Task goal —
With the images set aside, retype every record below character for character.

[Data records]
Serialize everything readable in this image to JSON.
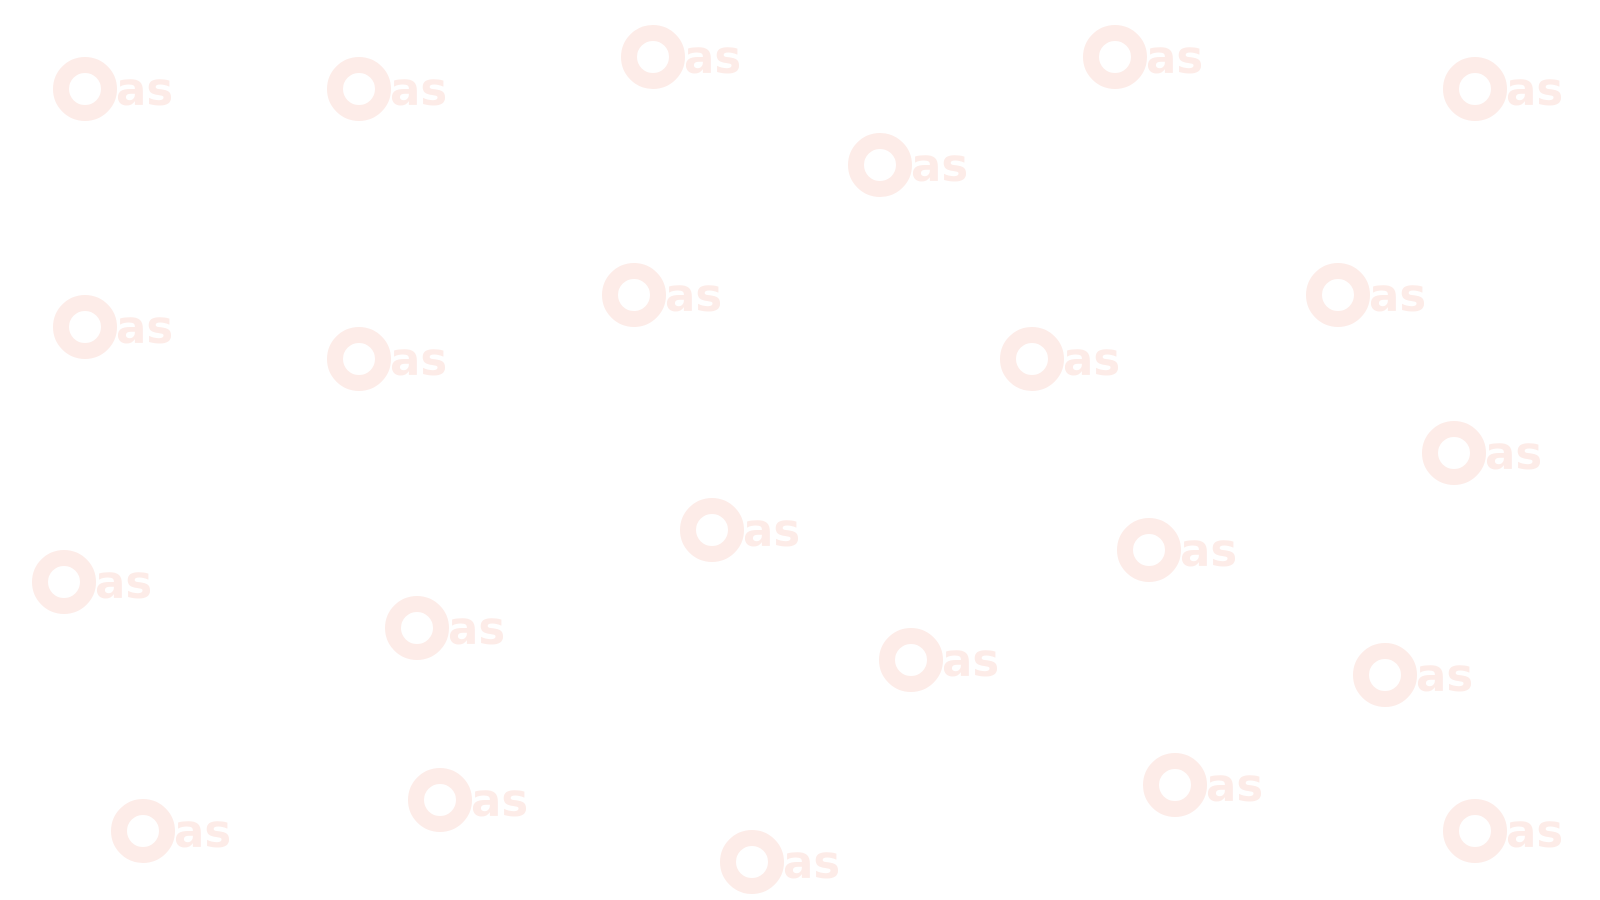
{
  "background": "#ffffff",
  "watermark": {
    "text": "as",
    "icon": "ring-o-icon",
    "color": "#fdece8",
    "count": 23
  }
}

Task output —
Serialize everything readable in this image to JSON.
{
  "background": "#ffffff",
  "watermark": {
    "text": "as",
    "icon": "ring-o-icon",
    "color": "#fdece8",
    "count": 23
  }
}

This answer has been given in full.